[Stored items]

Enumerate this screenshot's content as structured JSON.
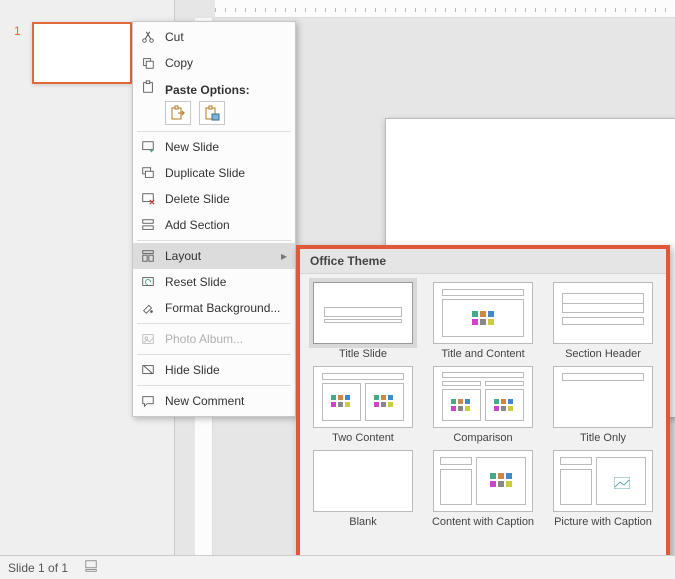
{
  "slide_num": "1",
  "statusbar": {
    "text": "Slide 1 of 1"
  },
  "context_menu": {
    "cut": "Cut",
    "copy": "Copy",
    "paste_section": "Paste Options:",
    "new_slide": "New Slide",
    "duplicate_slide": "Duplicate Slide",
    "delete_slide": "Delete Slide",
    "add_section": "Add Section",
    "layout": "Layout",
    "reset_slide": "Reset Slide",
    "format_background": "Format Background...",
    "photo_album": "Photo Album...",
    "hide_slide": "Hide Slide",
    "new_comment": "New Comment"
  },
  "flyout": {
    "header": "Office Theme",
    "layouts": {
      "title_slide": "Title Slide",
      "title_and_content": "Title and Content",
      "section_header": "Section Header",
      "two_content": "Two Content",
      "comparison": "Comparison",
      "title_only": "Title Only",
      "blank": "Blank",
      "content_with_caption": "Content with Caption",
      "picture_with_caption": "Picture with Caption"
    }
  }
}
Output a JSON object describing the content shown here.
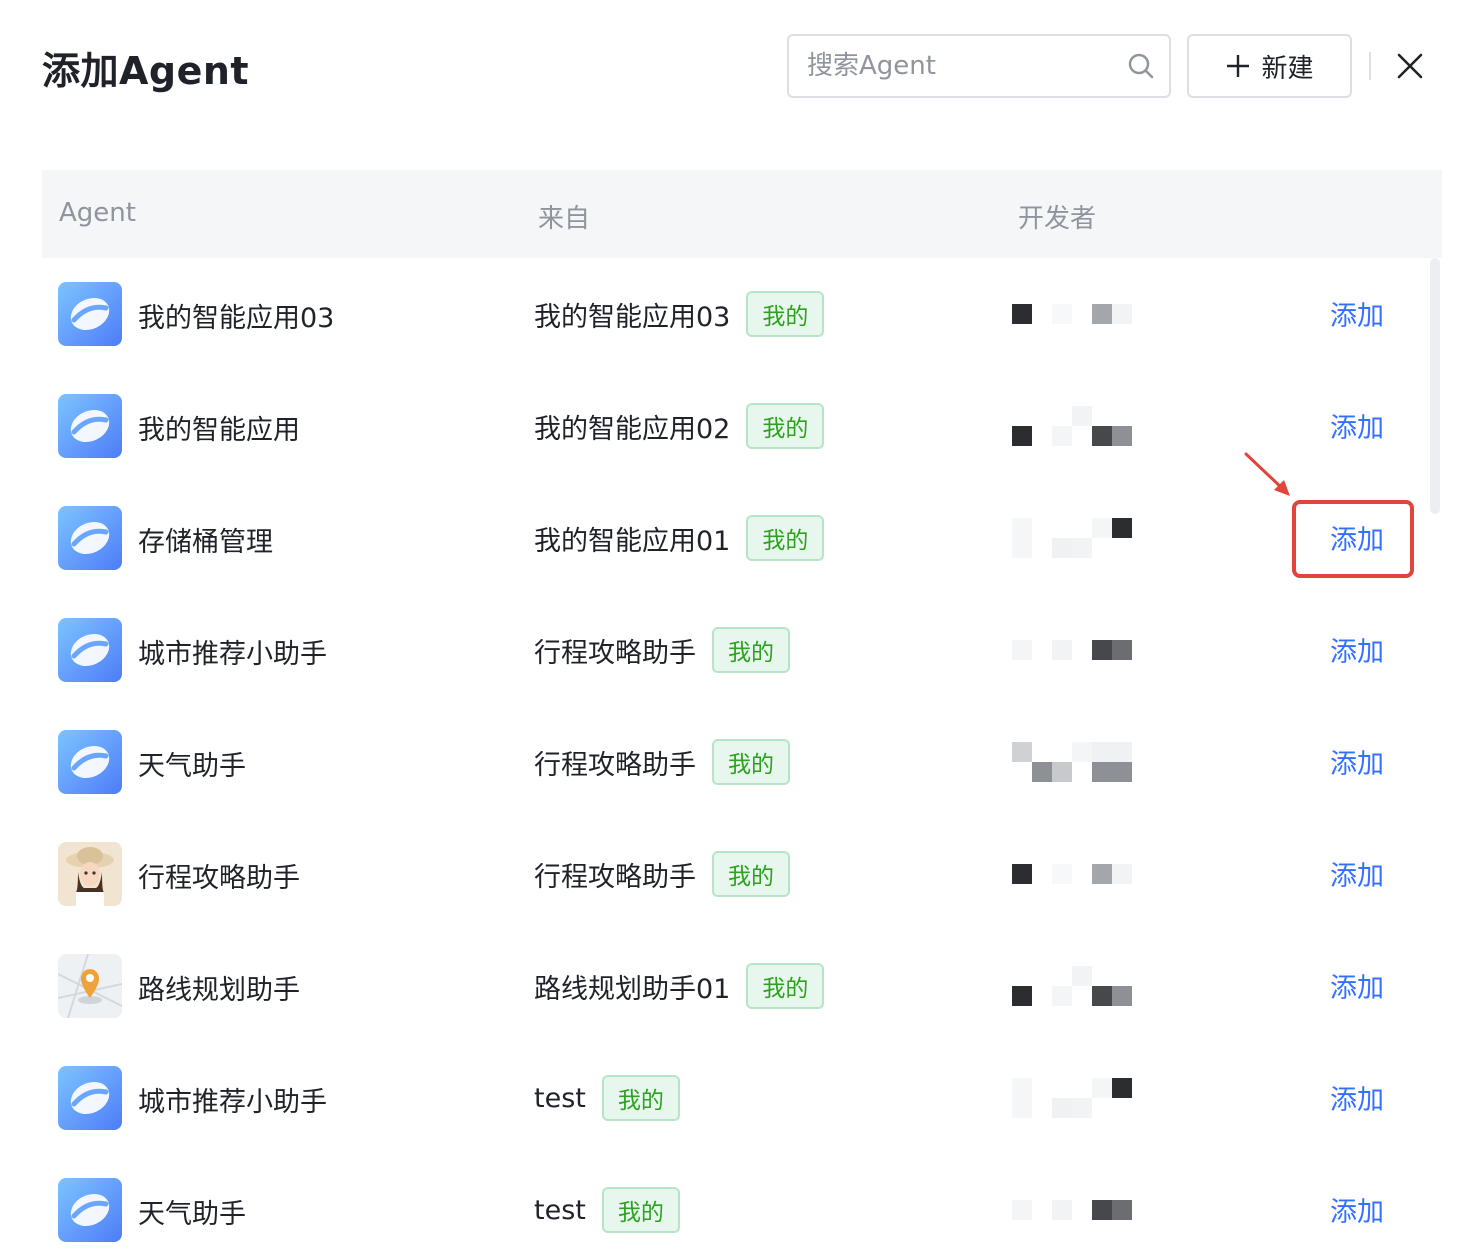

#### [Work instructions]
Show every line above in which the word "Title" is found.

#### [Answer to this task]
      "title_slide": "Title Slide",
      "title_and_content": "Title and Content",
      "title_only": "Title Only",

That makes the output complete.